Revitalizing a Historic Carnegie Library with MuseumLab
Revitalizing a Historic Carnegie Library: Introducing the MuseumLab
The MuseumLab, located in a historic Carnegie Library, has emerged as a beacon of educational innovation and access. Built in 1890, the library was one of the first free public libraries in the United States. However, after lightning struck the library’s clock tower and caused a three-ton piece of granite to crash through the roof, the building fell into disrepair and closed its doors in 2006. In 2018, the Koning Eizenberg Architecture architectural studio took on the task of renovating the building, transforming it into a space that offers experimental art and technology programs for young people, a Title 1 charter middle school, and a venue for community events.
Restoring Beauty and Functionality: A Delicate Balance
The MuseumLab’s revitalization project was not an easy feat. In the 1970s, expedient interior alterations had been made to the building, which had to be stripped away to reconnect spaces, reintroduce daylight, and reveal the bones of the historic architecture. This process resulted in what has been called a “beautiful ruin” that challenges the conventions of both preservation and educational settings.

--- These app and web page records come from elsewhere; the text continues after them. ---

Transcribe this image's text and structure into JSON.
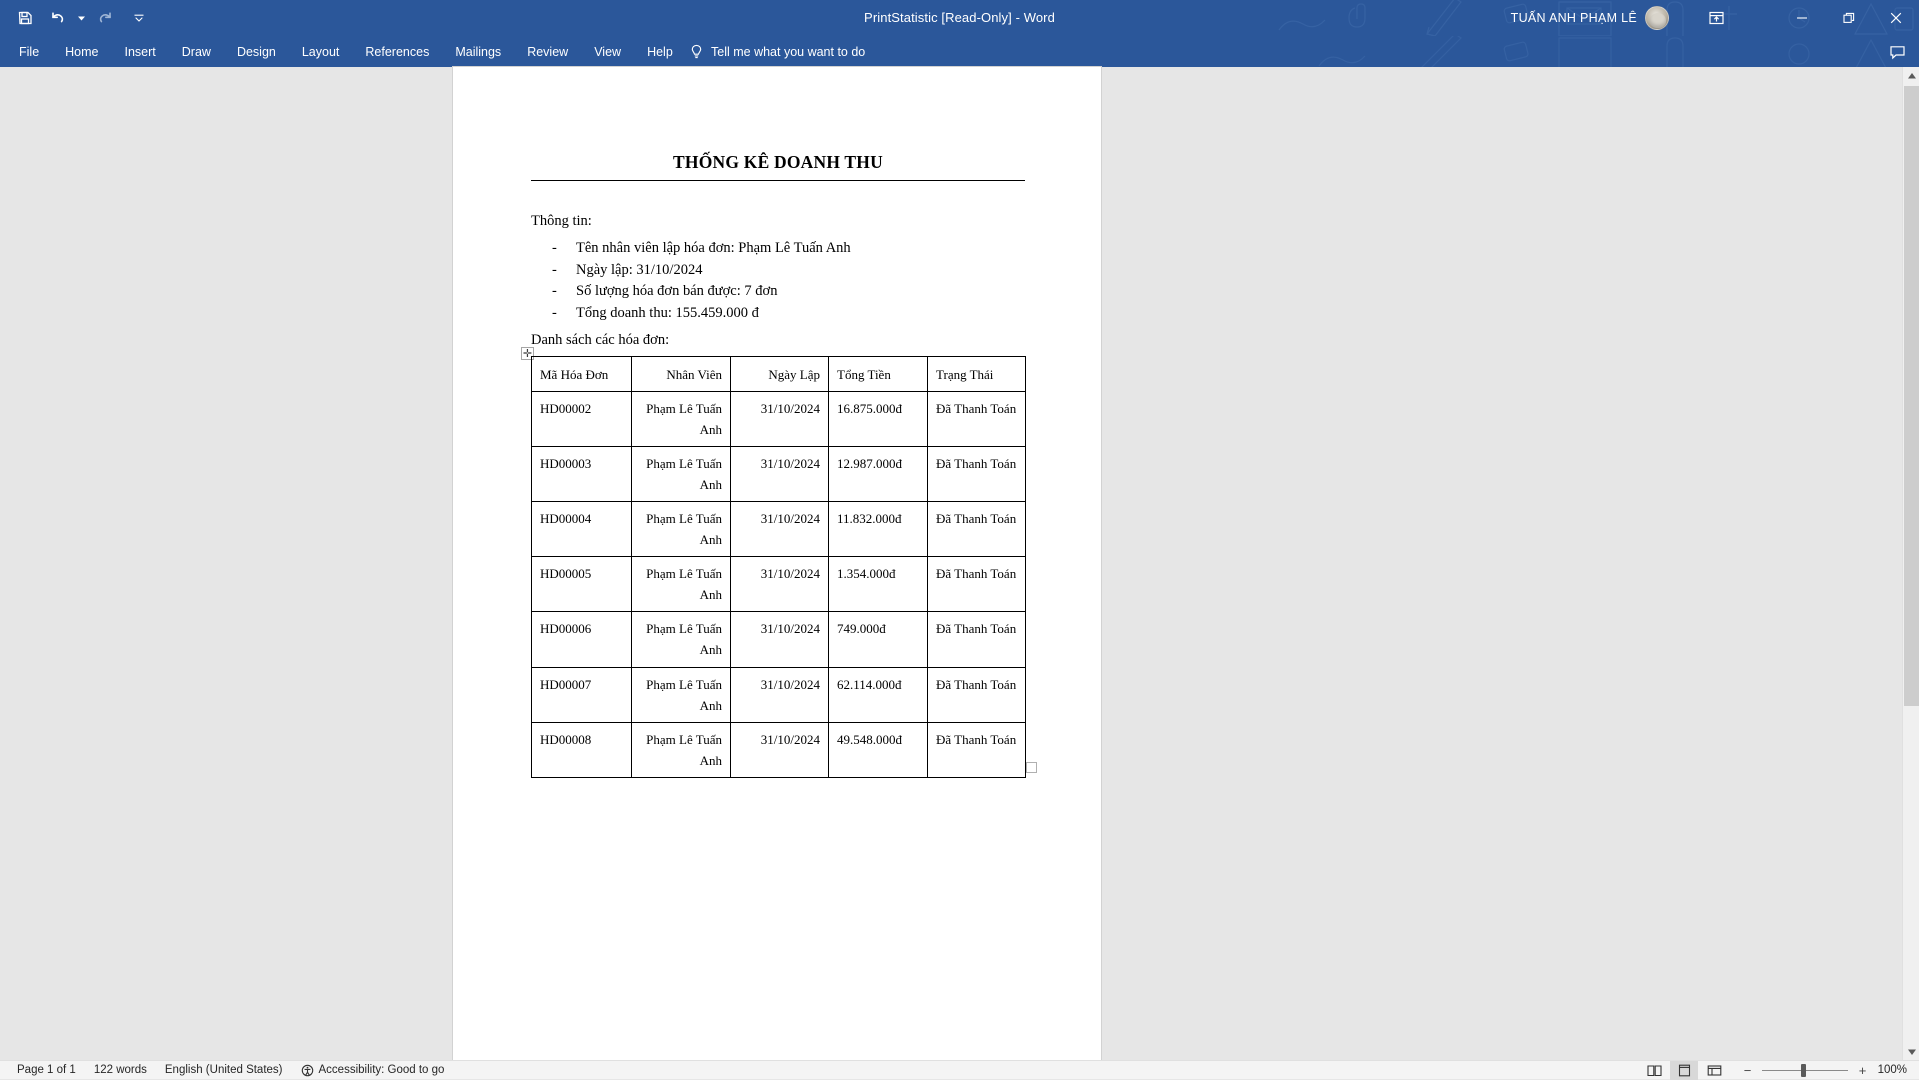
{
  "window": {
    "title": "PrintStatistic [Read-Only]  -  Word",
    "account_name": "TUẤN ANH PHẠM LÊ",
    "icons": {
      "save": "save-icon",
      "undo": "undo-icon",
      "redo": "redo-icon",
      "customize_qat": "customize-quick-access-toolbar-icon",
      "ribbon_display": "ribbon-display-options-icon",
      "minimize": "minimize-icon",
      "restore": "restore-icon",
      "close": "close-icon",
      "comments": "comments-icon"
    }
  },
  "ribbon": {
    "tabs": [
      {
        "label": "File"
      },
      {
        "label": "Home"
      },
      {
        "label": "Insert"
      },
      {
        "label": "Draw"
      },
      {
        "label": "Design"
      },
      {
        "label": "Layout"
      },
      {
        "label": "References"
      },
      {
        "label": "Mailings"
      },
      {
        "label": "Review"
      },
      {
        "label": "View"
      },
      {
        "label": "Help"
      }
    ],
    "tell_me": "Tell me what you want to do",
    "tell_me_icon": "lightbulb-icon"
  },
  "document": {
    "title": "THỐNG KÊ DOANH THU",
    "lead": "Thông tin:",
    "bullets": [
      "Tên nhân viên lập hóa đơn: Phạm Lê Tuấn Anh",
      "Ngày lập: 31/10/2024",
      "Số lượng hóa đơn bán được: 7 đơn",
      "Tổng doanh thu: 155.459.000 đ"
    ],
    "bullet_marker": "-",
    "subhead": "Danh sách các hóa đơn:",
    "table_handle_icon": "table-move-handle-icon",
    "table": {
      "headers": [
        "Mã Hóa Đơn",
        "Nhân Viên",
        "Ngày Lập",
        "Tổng Tiền",
        "Trạng Thái"
      ],
      "rows": [
        {
          "ma": "HD00002",
          "nhan_vien": "Phạm Lê Tuấn Anh",
          "ngay_lap": "31/10/2024",
          "tong_tien": "16.875.000đ",
          "trang_thai": "Đã Thanh Toán"
        },
        {
          "ma": "HD00003",
          "nhan_vien": "Phạm Lê Tuấn Anh",
          "ngay_lap": "31/10/2024",
          "tong_tien": "12.987.000đ",
          "trang_thai": "Đã Thanh Toán"
        },
        {
          "ma": "HD00004",
          "nhan_vien": "Phạm Lê Tuấn Anh",
          "ngay_lap": "31/10/2024",
          "tong_tien": "11.832.000đ",
          "trang_thai": "Đã Thanh Toán"
        },
        {
          "ma": "HD00005",
          "nhan_vien": "Phạm Lê Tuấn Anh",
          "ngay_lap": "31/10/2024",
          "tong_tien": "1.354.000đ",
          "trang_thai": "Đã Thanh Toán"
        },
        {
          "ma": "HD00006",
          "nhan_vien": "Phạm Lê Tuấn Anh",
          "ngay_lap": "31/10/2024",
          "tong_tien": "749.000đ",
          "trang_thai": "Đã Thanh Toán"
        },
        {
          "ma": "HD00007",
          "nhan_vien": "Phạm Lê Tuấn Anh",
          "ngay_lap": "31/10/2024",
          "tong_tien": "62.114.000đ",
          "trang_thai": "Đã Thanh Toán"
        },
        {
          "ma": "HD00008",
          "nhan_vien": "Phạm Lê Tuấn Anh",
          "ngay_lap": "31/10/2024",
          "tong_tien": "49.548.000đ",
          "trang_thai": "Đã Thanh Toán"
        }
      ]
    }
  },
  "status_bar": {
    "page": "Page 1 of 1",
    "words": "122 words",
    "language": "English (United States)",
    "accessibility": "Accessibility: Good to go",
    "accessibility_icon": "accessibility-icon",
    "views": [
      {
        "name": "read-mode",
        "icon": "read-mode-icon",
        "active": false
      },
      {
        "name": "print-layout",
        "icon": "print-layout-icon",
        "active": true
      },
      {
        "name": "web-layout",
        "icon": "web-layout-icon",
        "active": false
      }
    ],
    "zoom_out": "−",
    "zoom_in": "+",
    "zoom_level": "100%"
  },
  "colors": {
    "titlebar": "#2b579a",
    "page": "#ffffff",
    "workspace": "#e6e6e6",
    "statusbar": "#f4f4f4"
  }
}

In addition to restoring the building’s aesthetic, the MuseumLab also aimed to improve its environmental performance and address issues of accessibility. Windows were replaced, and insulation was added to the roof and exterior walls to improve environmental responsiveness. The relocation of the elevator and the enclosure of the 2nd floor light-well achieved much-needed accessibility, unified disparate spaces, and added a double-height daylit gathering space.
Preserving the Past: The MuseumLab’s Archeological Exhibit
Despite the MuseumLab’s restoration efforts, time and the remodel had taken their toll on the building’s interior ornamentation. Column capitals were sliced, steel armatures were exposed, and surface plaster crumbled away. Traditional restoration was not feasible, and so the emerging archeology of the building was turned into an exhibit in and of itself, showcasing the discovery of how things were made.
The MuseumLab has become a testament to the power of adaptive reuse, demonstrating how a historic building can be transformed into a space that is relevant to contemporary society. Through its commitment to educational innovation and access, the MuseumLab is a space that inspires curiosity, imagination, and wonder.